* [What you have to do]:
Counting only lines that contain "Output", how many are there in the records below? Give the figure alone.

··· Dataset ···

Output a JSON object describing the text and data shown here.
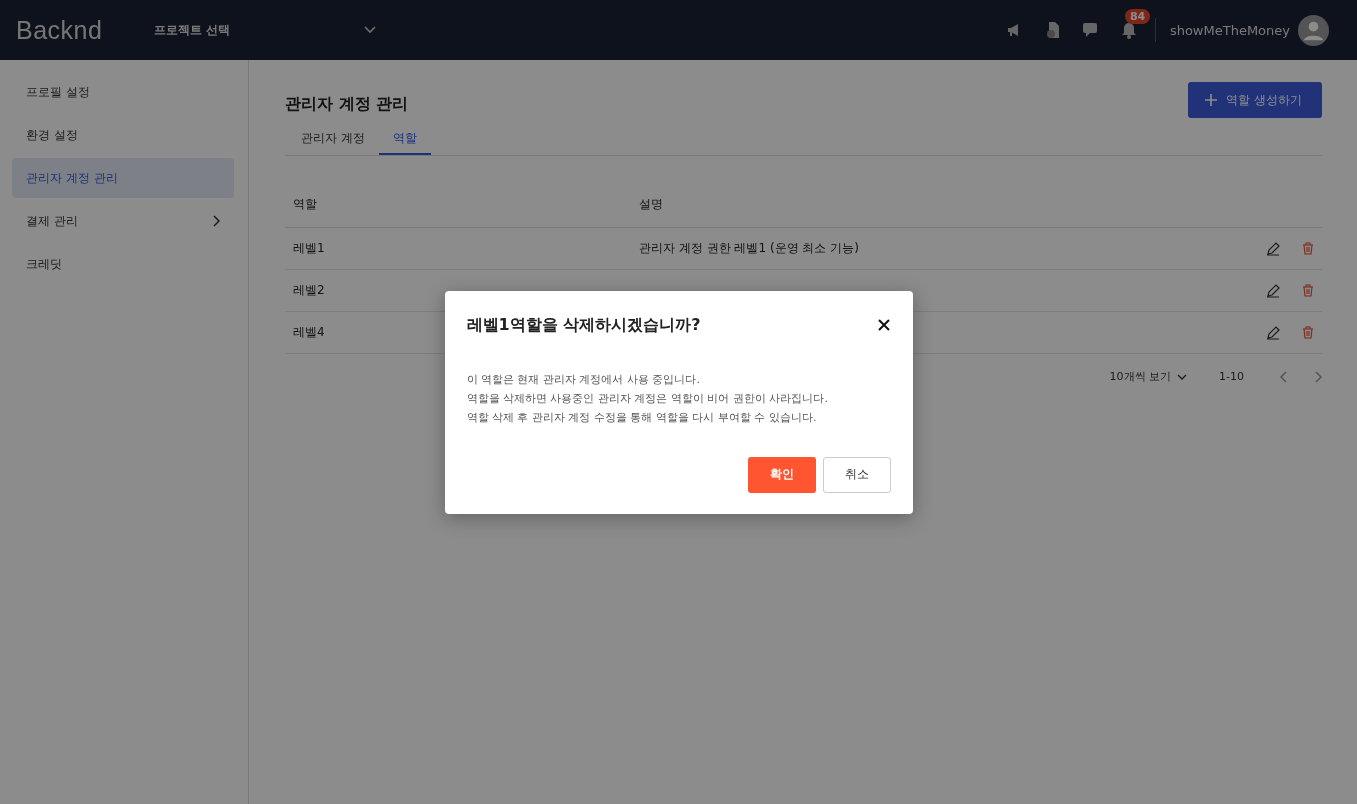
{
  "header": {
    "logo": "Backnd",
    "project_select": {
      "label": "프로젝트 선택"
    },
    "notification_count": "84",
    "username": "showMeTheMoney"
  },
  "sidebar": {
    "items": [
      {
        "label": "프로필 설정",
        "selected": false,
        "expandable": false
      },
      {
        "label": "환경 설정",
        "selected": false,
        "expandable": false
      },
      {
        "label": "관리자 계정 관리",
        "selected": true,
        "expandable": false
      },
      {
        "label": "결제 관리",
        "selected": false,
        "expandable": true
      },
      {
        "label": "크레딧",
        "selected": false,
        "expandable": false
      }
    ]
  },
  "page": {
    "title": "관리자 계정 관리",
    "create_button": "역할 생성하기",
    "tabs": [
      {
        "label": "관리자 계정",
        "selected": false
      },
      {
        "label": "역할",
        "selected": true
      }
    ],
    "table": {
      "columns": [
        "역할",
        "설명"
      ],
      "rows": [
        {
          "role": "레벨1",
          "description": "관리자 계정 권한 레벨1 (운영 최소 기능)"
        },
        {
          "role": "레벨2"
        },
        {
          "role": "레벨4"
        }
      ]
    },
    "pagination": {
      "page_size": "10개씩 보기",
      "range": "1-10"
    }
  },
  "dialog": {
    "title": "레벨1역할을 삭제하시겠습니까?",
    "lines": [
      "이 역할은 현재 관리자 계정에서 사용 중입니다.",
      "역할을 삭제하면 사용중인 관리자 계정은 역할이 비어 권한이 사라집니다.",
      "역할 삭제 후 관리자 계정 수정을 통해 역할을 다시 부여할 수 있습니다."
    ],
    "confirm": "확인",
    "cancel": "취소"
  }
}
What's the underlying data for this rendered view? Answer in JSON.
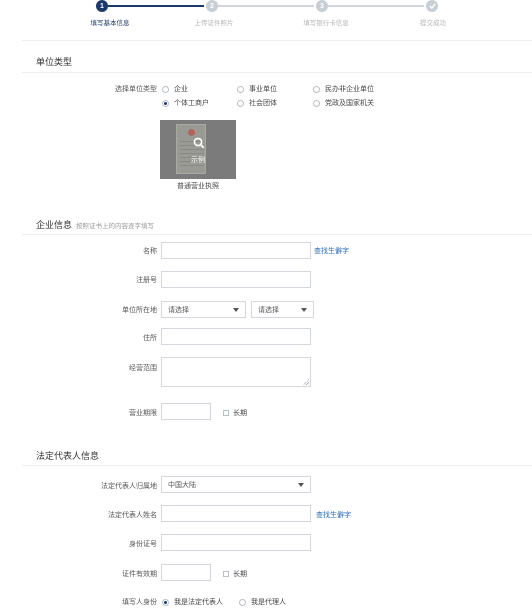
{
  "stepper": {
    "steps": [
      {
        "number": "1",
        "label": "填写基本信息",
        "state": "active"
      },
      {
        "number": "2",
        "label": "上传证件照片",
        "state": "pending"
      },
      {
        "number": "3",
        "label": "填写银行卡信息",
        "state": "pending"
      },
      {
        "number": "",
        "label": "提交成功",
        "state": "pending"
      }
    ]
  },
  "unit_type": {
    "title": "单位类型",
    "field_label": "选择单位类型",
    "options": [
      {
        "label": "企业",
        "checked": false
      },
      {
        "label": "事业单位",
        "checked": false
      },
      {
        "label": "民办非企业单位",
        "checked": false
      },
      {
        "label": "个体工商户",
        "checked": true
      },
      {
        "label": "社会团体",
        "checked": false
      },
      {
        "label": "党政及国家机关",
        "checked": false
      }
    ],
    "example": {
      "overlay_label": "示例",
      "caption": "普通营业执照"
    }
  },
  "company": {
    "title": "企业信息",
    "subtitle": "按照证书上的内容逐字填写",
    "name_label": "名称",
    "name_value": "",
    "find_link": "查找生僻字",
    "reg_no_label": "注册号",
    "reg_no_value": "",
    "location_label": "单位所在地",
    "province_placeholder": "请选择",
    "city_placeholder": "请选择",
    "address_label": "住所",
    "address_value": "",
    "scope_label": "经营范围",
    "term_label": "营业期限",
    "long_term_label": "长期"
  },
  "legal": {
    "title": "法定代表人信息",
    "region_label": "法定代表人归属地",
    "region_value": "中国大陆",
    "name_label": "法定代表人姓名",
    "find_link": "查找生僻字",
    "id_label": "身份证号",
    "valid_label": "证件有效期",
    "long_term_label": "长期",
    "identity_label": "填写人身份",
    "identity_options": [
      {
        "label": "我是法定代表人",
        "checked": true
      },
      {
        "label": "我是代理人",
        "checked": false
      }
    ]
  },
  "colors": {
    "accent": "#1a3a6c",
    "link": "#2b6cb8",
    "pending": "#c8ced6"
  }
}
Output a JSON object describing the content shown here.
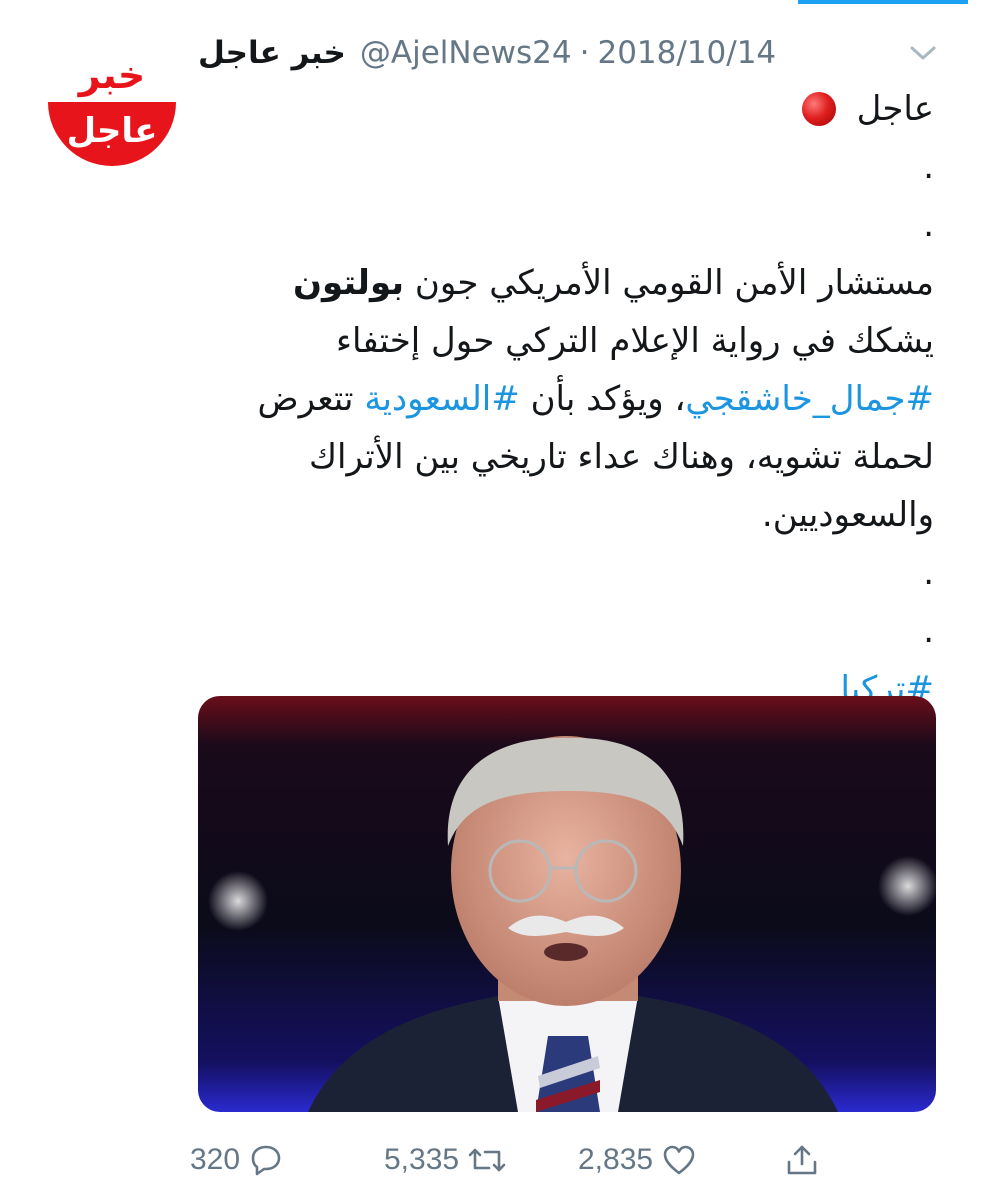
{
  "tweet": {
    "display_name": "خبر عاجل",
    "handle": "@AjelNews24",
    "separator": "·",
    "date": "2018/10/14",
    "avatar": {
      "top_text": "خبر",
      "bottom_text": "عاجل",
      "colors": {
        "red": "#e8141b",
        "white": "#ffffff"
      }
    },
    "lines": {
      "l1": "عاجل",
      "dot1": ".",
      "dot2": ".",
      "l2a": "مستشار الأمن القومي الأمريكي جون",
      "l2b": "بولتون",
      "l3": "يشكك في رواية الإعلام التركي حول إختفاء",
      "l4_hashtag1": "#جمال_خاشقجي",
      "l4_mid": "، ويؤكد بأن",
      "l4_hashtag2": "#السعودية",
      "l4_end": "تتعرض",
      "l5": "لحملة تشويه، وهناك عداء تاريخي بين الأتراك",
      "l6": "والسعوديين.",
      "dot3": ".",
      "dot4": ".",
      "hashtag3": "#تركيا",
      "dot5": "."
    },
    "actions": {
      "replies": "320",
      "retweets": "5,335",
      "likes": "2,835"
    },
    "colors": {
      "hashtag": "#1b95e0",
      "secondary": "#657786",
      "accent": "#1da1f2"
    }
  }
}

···

* [Expected answer]:
2